» Problem statement
Within the records that follow, find every line containing the string "Video". Copy those lines.

» Record set
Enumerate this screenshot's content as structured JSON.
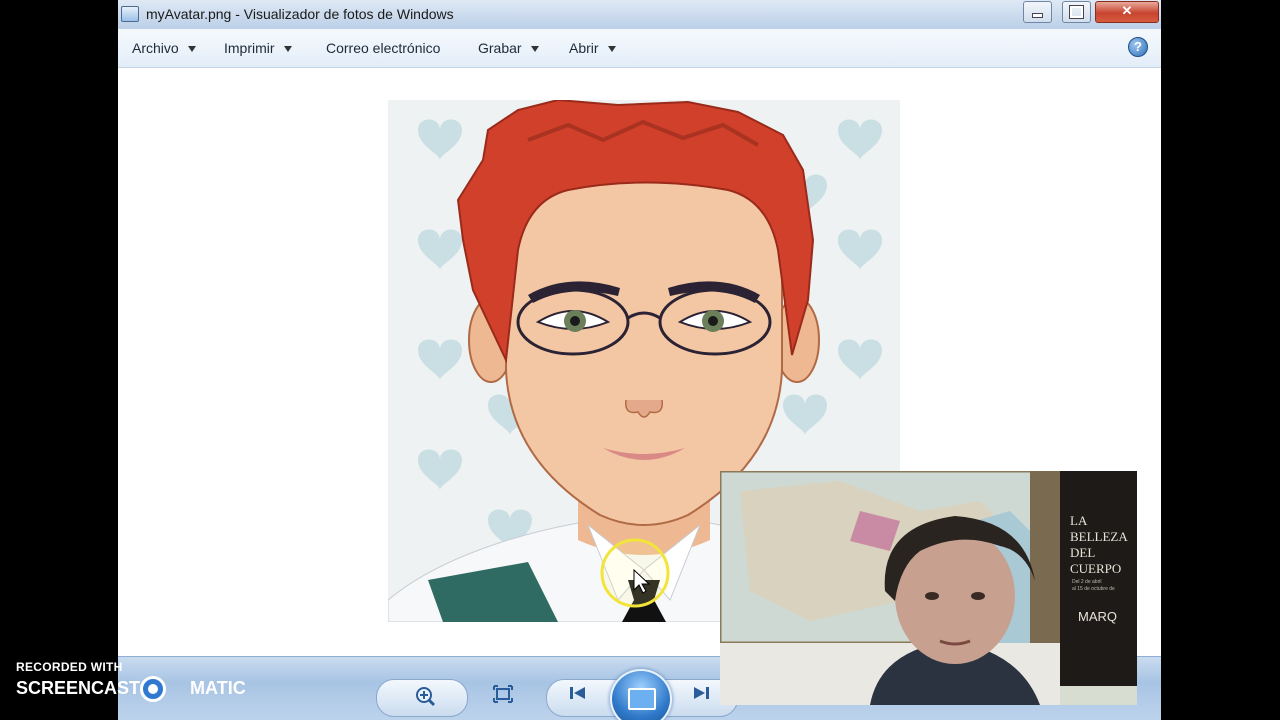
{
  "window": {
    "title": "myAvatar.png - Visualizador de fotos de Windows",
    "close_glyph": "✕"
  },
  "menu": {
    "items": [
      {
        "label": "Archivo",
        "has_dropdown": true
      },
      {
        "label": "Imprimir",
        "has_dropdown": true
      },
      {
        "label": "Correo electrónico",
        "has_dropdown": false
      },
      {
        "label": "Grabar",
        "has_dropdown": true
      },
      {
        "label": "Abrir",
        "has_dropdown": true
      }
    ],
    "help_glyph": "?"
  },
  "toolbar": {
    "zoom_icon": "magnifier-plus-icon",
    "fit_icon": "fit-window-icon",
    "prev_icon": "previous-icon",
    "slideshow_icon": "slideshow-icon",
    "next_icon": "next-icon"
  },
  "poster": {
    "lines": [
      "LA",
      "BELLEZA",
      "DEL",
      "CUERPO"
    ],
    "small": [
      "Del 2 de abril",
      "al 15 de octubre de"
    ],
    "brand": "MARQ"
  },
  "watermark": {
    "line1": "RECORDED WITH",
    "line2a": "SCREENCAST",
    "line2b": "MATIC"
  },
  "colors": {
    "hair": "#d0402b",
    "skin": "#f4c7a4",
    "heart": "#c9dfe4",
    "accent": "#2f79c9"
  }
}
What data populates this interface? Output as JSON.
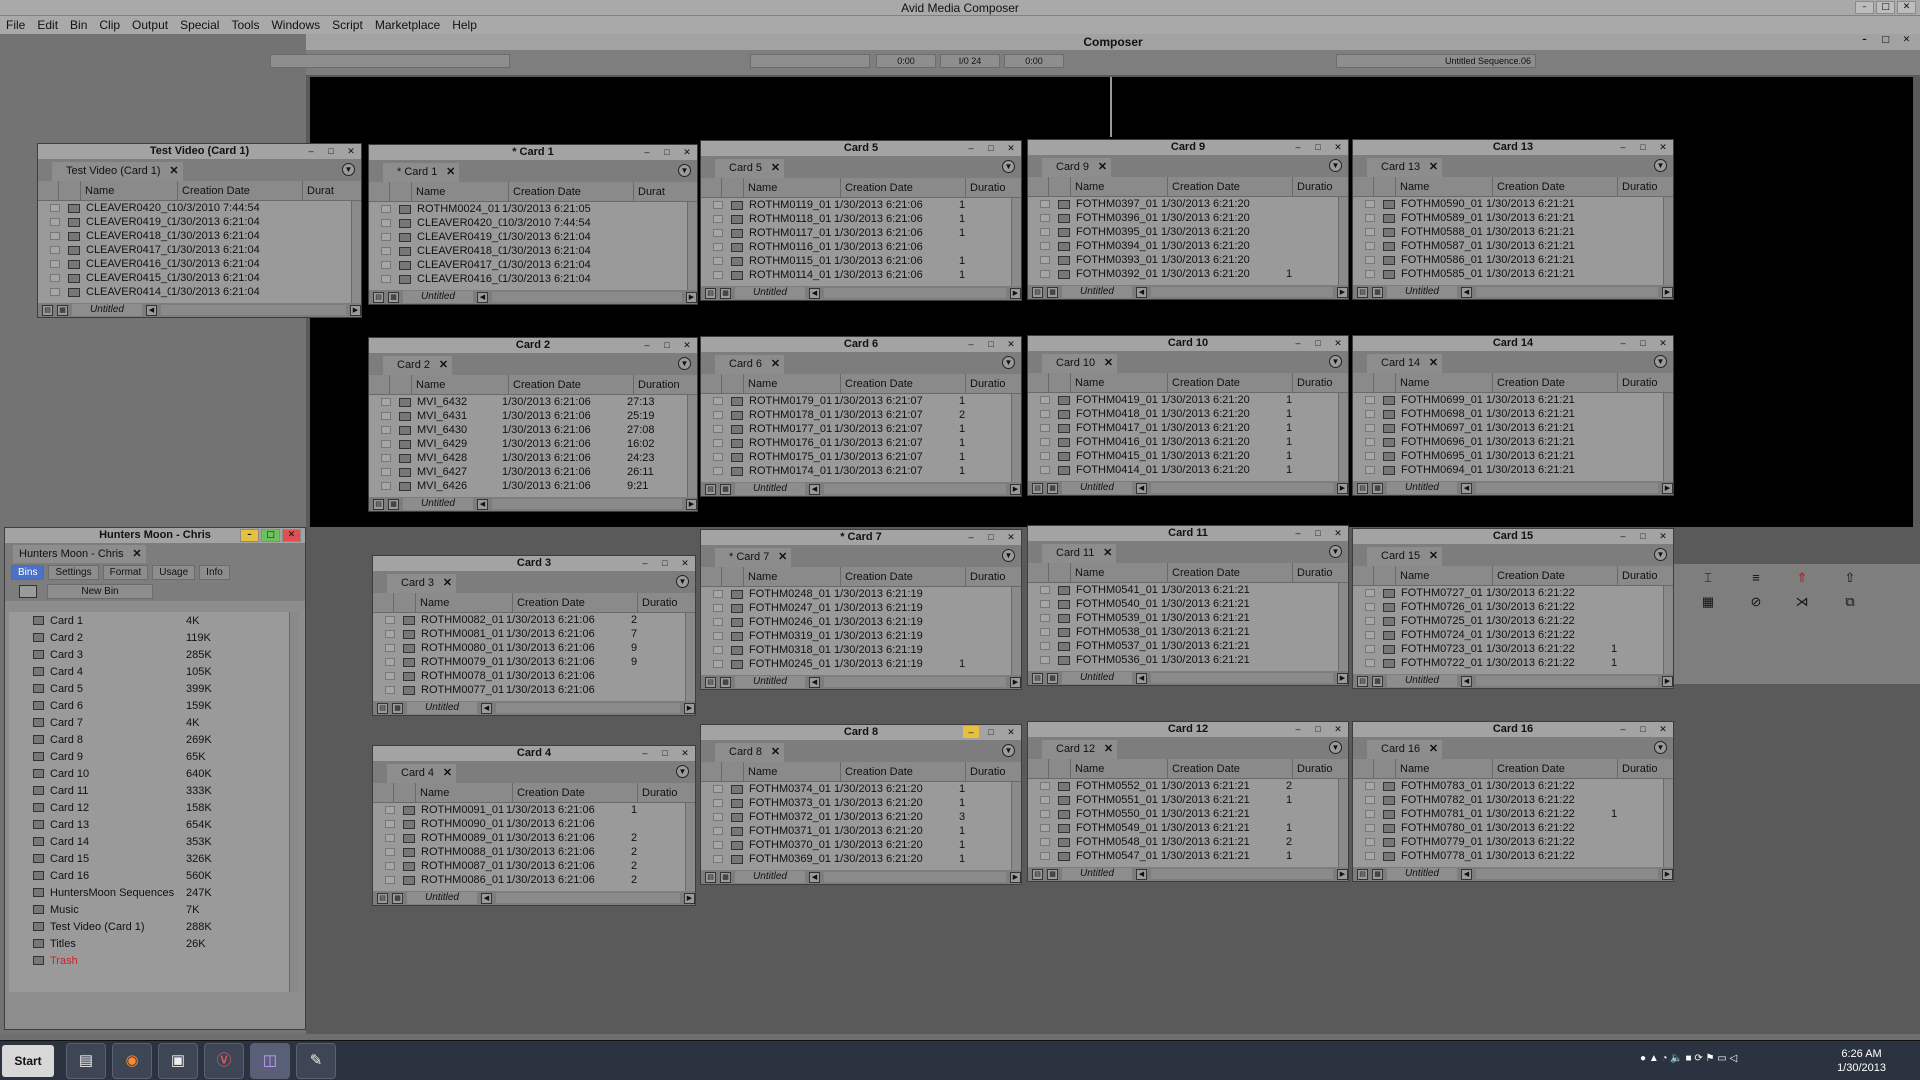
{
  "app_title": "Avid Media Composer",
  "menu": [
    "File",
    "Edit",
    "Bin",
    "Clip",
    "Output",
    "Special",
    "Tools",
    "Windows",
    "Script",
    "Marketplace",
    "Help"
  ],
  "composer": {
    "title": "Composer",
    "timecode_left": "0:00",
    "timecode_mid": "I/0 24",
    "timecode_right": "0:00",
    "sequence": "Untitled Sequence.06"
  },
  "bin_headers": {
    "name": "Name",
    "date": "Creation Date",
    "duration": "Duration"
  },
  "untitled": "Untitled",
  "bins": [
    {
      "title": "Test Video (Card 1)",
      "tab": "Test Video (Card 1)",
      "dur_header": "Durat",
      "rows": [
        [
          "CLEAVER0420_01",
          "10/3/2010 7:44:54",
          ""
        ],
        [
          "CLEAVER0419_01",
          "1/30/2013 6:21:04",
          ""
        ],
        [
          "CLEAVER0418_01",
          "1/30/2013 6:21:04",
          ""
        ],
        [
          "CLEAVER0417_01",
          "1/30/2013 6:21:04",
          ""
        ],
        [
          "CLEAVER0416_01",
          "1/30/2013 6:21:04",
          ""
        ],
        [
          "CLEAVER0415_01",
          "1/30/2013 6:21:04",
          ""
        ],
        [
          "CLEAVER0414_01",
          "1/30/2013 6:21:04",
          ""
        ]
      ]
    },
    {
      "title": "* Card 1",
      "tab": "* Card 1",
      "dur_header": "Durat",
      "rows": [
        [
          "ROTHM0024_01",
          "1/30/2013 6:21:05",
          ""
        ],
        [
          "CLEAVER0420_01",
          "10/3/2010 7:44:54",
          ""
        ],
        [
          "CLEAVER0419_01",
          "1/30/2013 6:21:04",
          ""
        ],
        [
          "CLEAVER0418_01",
          "1/30/2013 6:21:04",
          ""
        ],
        [
          "CLEAVER0417_01",
          "1/30/2013 6:21:04",
          ""
        ],
        [
          "CLEAVER0416_01",
          "1/30/2013 6:21:04",
          ""
        ]
      ]
    },
    {
      "title": "Card 2",
      "tab": "Card 2",
      "dur_header": "Duration",
      "rows": [
        [
          "MVI_6432",
          "1/30/2013 6:21:06",
          "27:13"
        ],
        [
          "MVI_6431",
          "1/30/2013 6:21:06",
          "25:19"
        ],
        [
          "MVI_6430",
          "1/30/2013 6:21:06",
          "27:08"
        ],
        [
          "MVI_6429",
          "1/30/2013 6:21:06",
          "16:02"
        ],
        [
          "MVI_6428",
          "1/30/2013 6:21:06",
          "24:23"
        ],
        [
          "MVI_6427",
          "1/30/2013 6:21:06",
          "26:11"
        ],
        [
          "MVI_6426",
          "1/30/2013 6:21:06",
          "9:21"
        ]
      ]
    },
    {
      "title": "Card 3",
      "tab": "Card 3",
      "dur_header": "Duratio",
      "rows": [
        [
          "ROTHM0082_01",
          "1/30/2013 6:21:06",
          "2"
        ],
        [
          "ROTHM0081_01",
          "1/30/2013 6:21:06",
          "7"
        ],
        [
          "ROTHM0080_01",
          "1/30/2013 6:21:06",
          "9"
        ],
        [
          "ROTHM0079_01",
          "1/30/2013 6:21:06",
          "9"
        ],
        [
          "ROTHM0078_01",
          "1/30/2013 6:21:06",
          ""
        ],
        [
          "ROTHM0077_01",
          "1/30/2013 6:21:06",
          ""
        ]
      ]
    },
    {
      "title": "Card 4",
      "tab": "Card 4",
      "dur_header": "Duratio",
      "rows": [
        [
          "ROTHM0091_01",
          "1/30/2013 6:21:06",
          "1"
        ],
        [
          "ROTHM0090_01",
          "1/30/2013 6:21:06",
          ""
        ],
        [
          "ROTHM0089_01",
          "1/30/2013 6:21:06",
          "2"
        ],
        [
          "ROTHM0088_01",
          "1/30/2013 6:21:06",
          "2"
        ],
        [
          "ROTHM0087_01",
          "1/30/2013 6:21:06",
          "2"
        ],
        [
          "ROTHM0086_01",
          "1/30/2013 6:21:06",
          "2"
        ]
      ]
    },
    {
      "title": "Card 5",
      "tab": "Card 5",
      "dur_header": "Duratio",
      "rows": [
        [
          "ROTHM0119_01",
          "1/30/2013 6:21:06",
          "1"
        ],
        [
          "ROTHM0118_01",
          "1/30/2013 6:21:06",
          "1"
        ],
        [
          "ROTHM0117_01",
          "1/30/2013 6:21:06",
          "1"
        ],
        [
          "ROTHM0116_01",
          "1/30/2013 6:21:06",
          ""
        ],
        [
          "ROTHM0115_01",
          "1/30/2013 6:21:06",
          "1"
        ],
        [
          "ROTHM0114_01",
          "1/30/2013 6:21:06",
          "1"
        ]
      ]
    },
    {
      "title": "Card 6",
      "tab": "Card 6",
      "dur_header": "Duratio",
      "rows": [
        [
          "ROTHM0179_01",
          "1/30/2013 6:21:07",
          "1"
        ],
        [
          "ROTHM0178_01",
          "1/30/2013 6:21:07",
          "2"
        ],
        [
          "ROTHM0177_01",
          "1/30/2013 6:21:07",
          "1"
        ],
        [
          "ROTHM0176_01",
          "1/30/2013 6:21:07",
          "1"
        ],
        [
          "ROTHM0175_01",
          "1/30/2013 6:21:07",
          "1"
        ],
        [
          "ROTHM0174_01",
          "1/30/2013 6:21:07",
          "1"
        ]
      ]
    },
    {
      "title": "* Card 7",
      "tab": "* Card 7",
      "dur_header": "Duratio",
      "rows": [
        [
          "FOTHM0248_01",
          "1/30/2013 6:21:19",
          ""
        ],
        [
          "FOTHM0247_01",
          "1/30/2013 6:21:19",
          ""
        ],
        [
          "FOTHM0246_01",
          "1/30/2013 6:21:19",
          ""
        ],
        [
          "FOTHM0319_01",
          "1/30/2013 6:21:19",
          ""
        ],
        [
          "FOTHM0318_01",
          "1/30/2013 6:21:19",
          ""
        ],
        [
          "FOTHM0245_01",
          "1/30/2013 6:21:19",
          "1"
        ]
      ]
    },
    {
      "title": "Card 8",
      "tab": "Card 8",
      "dur_header": "Duratio",
      "rows": [
        [
          "FOTHM0374_01",
          "1/30/2013 6:21:20",
          "1"
        ],
        [
          "FOTHM0373_01",
          "1/30/2013 6:21:20",
          "1"
        ],
        [
          "FOTHM0372_01",
          "1/30/2013 6:21:20",
          "3"
        ],
        [
          "FOTHM0371_01",
          "1/30/2013 6:21:20",
          "1"
        ],
        [
          "FOTHM0370_01",
          "1/30/2013 6:21:20",
          "1"
        ],
        [
          "FOTHM0369_01",
          "1/30/2013 6:21:20",
          "1"
        ]
      ]
    },
    {
      "title": "Card 9",
      "tab": "Card 9",
      "dur_header": "Duratio",
      "rows": [
        [
          "FOTHM0397_01",
          "1/30/2013 6:21:20",
          ""
        ],
        [
          "FOTHM0396_01",
          "1/30/2013 6:21:20",
          ""
        ],
        [
          "FOTHM0395_01",
          "1/30/2013 6:21:20",
          ""
        ],
        [
          "FOTHM0394_01",
          "1/30/2013 6:21:20",
          ""
        ],
        [
          "FOTHM0393_01",
          "1/30/2013 6:21:20",
          ""
        ],
        [
          "FOTHM0392_01",
          "1/30/2013 6:21:20",
          "1"
        ]
      ]
    },
    {
      "title": "Card 10",
      "tab": "Card 10",
      "dur_header": "Duratio",
      "rows": [
        [
          "FOTHM0419_01",
          "1/30/2013 6:21:20",
          "1"
        ],
        [
          "FOTHM0418_01",
          "1/30/2013 6:21:20",
          "1"
        ],
        [
          "FOTHM0417_01",
          "1/30/2013 6:21:20",
          "1"
        ],
        [
          "FOTHM0416_01",
          "1/30/2013 6:21:20",
          "1"
        ],
        [
          "FOTHM0415_01",
          "1/30/2013 6:21:20",
          "1"
        ],
        [
          "FOTHM0414_01",
          "1/30/2013 6:21:20",
          "1"
        ]
      ]
    },
    {
      "title": "Card 11",
      "tab": "Card 11",
      "dur_header": "Duratio",
      "rows": [
        [
          "FOTHM0541_01",
          "1/30/2013 6:21:21",
          ""
        ],
        [
          "FOTHM0540_01",
          "1/30/2013 6:21:21",
          ""
        ],
        [
          "FOTHM0539_01",
          "1/30/2013 6:21:21",
          ""
        ],
        [
          "FOTHM0538_01",
          "1/30/2013 6:21:21",
          ""
        ],
        [
          "FOTHM0537_01",
          "1/30/2013 6:21:21",
          ""
        ],
        [
          "FOTHM0536_01",
          "1/30/2013 6:21:21",
          ""
        ]
      ]
    },
    {
      "title": "Card 12",
      "tab": "Card 12",
      "dur_header": "Duratio",
      "rows": [
        [
          "FOTHM0552_01",
          "1/30/2013 6:21:21",
          "2"
        ],
        [
          "FOTHM0551_01",
          "1/30/2013 6:21:21",
          "1"
        ],
        [
          "FOTHM0550_01",
          "1/30/2013 6:21:21",
          ""
        ],
        [
          "FOTHM0549_01",
          "1/30/2013 6:21:21",
          "1"
        ],
        [
          "FOTHM0548_01",
          "1/30/2013 6:21:21",
          "2"
        ],
        [
          "FOTHM0547_01",
          "1/30/2013 6:21:21",
          "1"
        ]
      ]
    },
    {
      "title": "Card 13",
      "tab": "Card 13",
      "dur_header": "Duratio",
      "rows": [
        [
          "FOTHM0590_01",
          "1/30/2013 6:21:21",
          ""
        ],
        [
          "FOTHM0589_01",
          "1/30/2013 6:21:21",
          ""
        ],
        [
          "FOTHM0588_01",
          "1/30/2013 6:21:21",
          ""
        ],
        [
          "FOTHM0587_01",
          "1/30/2013 6:21:21",
          ""
        ],
        [
          "FOTHM0586_01",
          "1/30/2013 6:21:21",
          ""
        ],
        [
          "FOTHM0585_01",
          "1/30/2013 6:21:21",
          ""
        ]
      ]
    },
    {
      "title": "Card 14",
      "tab": "Card 14",
      "dur_header": "Duratio",
      "rows": [
        [
          "FOTHM0699_01",
          "1/30/2013 6:21:21",
          ""
        ],
        [
          "FOTHM0698_01",
          "1/30/2013 6:21:21",
          ""
        ],
        [
          "FOTHM0697_01",
          "1/30/2013 6:21:21",
          ""
        ],
        [
          "FOTHM0696_01",
          "1/30/2013 6:21:21",
          ""
        ],
        [
          "FOTHM0695_01",
          "1/30/2013 6:21:21",
          ""
        ],
        [
          "FOTHM0694_01",
          "1/30/2013 6:21:21",
          ""
        ]
      ]
    },
    {
      "title": "Card 15",
      "tab": "Card 15",
      "dur_header": "Duratio",
      "rows": [
        [
          "FOTHM0727_01",
          "1/30/2013 6:21:22",
          ""
        ],
        [
          "FOTHM0726_01",
          "1/30/2013 6:21:22",
          ""
        ],
        [
          "FOTHM0725_01",
          "1/30/2013 6:21:22",
          ""
        ],
        [
          "FOTHM0724_01",
          "1/30/2013 6:21:22",
          ""
        ],
        [
          "FOTHM0723_01",
          "1/30/2013 6:21:22",
          "1"
        ],
        [
          "FOTHM0722_01",
          "1/30/2013 6:21:22",
          "1"
        ]
      ]
    },
    {
      "title": "Card 16",
      "tab": "Card 16",
      "dur_header": "Duratio",
      "rows": [
        [
          "FOTHM0783_01",
          "1/30/2013 6:21:22",
          ""
        ],
        [
          "FOTHM0782_01",
          "1/30/2013 6:21:22",
          ""
        ],
        [
          "FOTHM0781_01",
          "1/30/2013 6:21:22",
          "1"
        ],
        [
          "FOTHM0780_01",
          "1/30/2013 6:21:22",
          ""
        ],
        [
          "FOTHM0779_01",
          "1/30/2013 6:21:22",
          ""
        ],
        [
          "FOTHM0778_01",
          "1/30/2013 6:21:22",
          ""
        ]
      ]
    }
  ],
  "project": {
    "title": "Hunters Moon - Chris",
    "tab": "Hunters Moon - Chris",
    "tabs": [
      "Bins",
      "Settings",
      "Format",
      "Usage",
      "Info"
    ],
    "new_bin": "New Bin",
    "items": [
      [
        "Card 1",
        "4K"
      ],
      [
        "Card 2",
        "119K"
      ],
      [
        "Card 3",
        "285K"
      ],
      [
        "Card 4",
        "105K"
      ],
      [
        "Card 5",
        "399K"
      ],
      [
        "Card 6",
        "159K"
      ],
      [
        "Card 7",
        "4K"
      ],
      [
        "Card 8",
        "269K"
      ],
      [
        "Card 9",
        "65K"
      ],
      [
        "Card 10",
        "640K"
      ],
      [
        "Card 11",
        "333K"
      ],
      [
        "Card 12",
        "158K"
      ],
      [
        "Card 13",
        "654K"
      ],
      [
        "Card 14",
        "353K"
      ],
      [
        "Card 15",
        "326K"
      ],
      [
        "Card 16",
        "560K"
      ],
      [
        "HuntersMoon Sequences",
        "247K"
      ],
      [
        "Music",
        "7K"
      ],
      [
        "Test Video (Card 1)",
        "288K"
      ],
      [
        "Titles",
        "26K"
      ],
      [
        "Trash",
        ""
      ]
    ]
  },
  "taskbar": {
    "start": "Start",
    "time": "6:26 AM",
    "date": "1/30/2013"
  },
  "colors": {
    "trash": "#d02020",
    "active_title": "#ffd24a",
    "close_red": "#e05050"
  }
}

» Response below
      "title": "Test Video (Card 1)",
      "tab": "Test Video (Card 1)",
        "Test Video (Card 1)",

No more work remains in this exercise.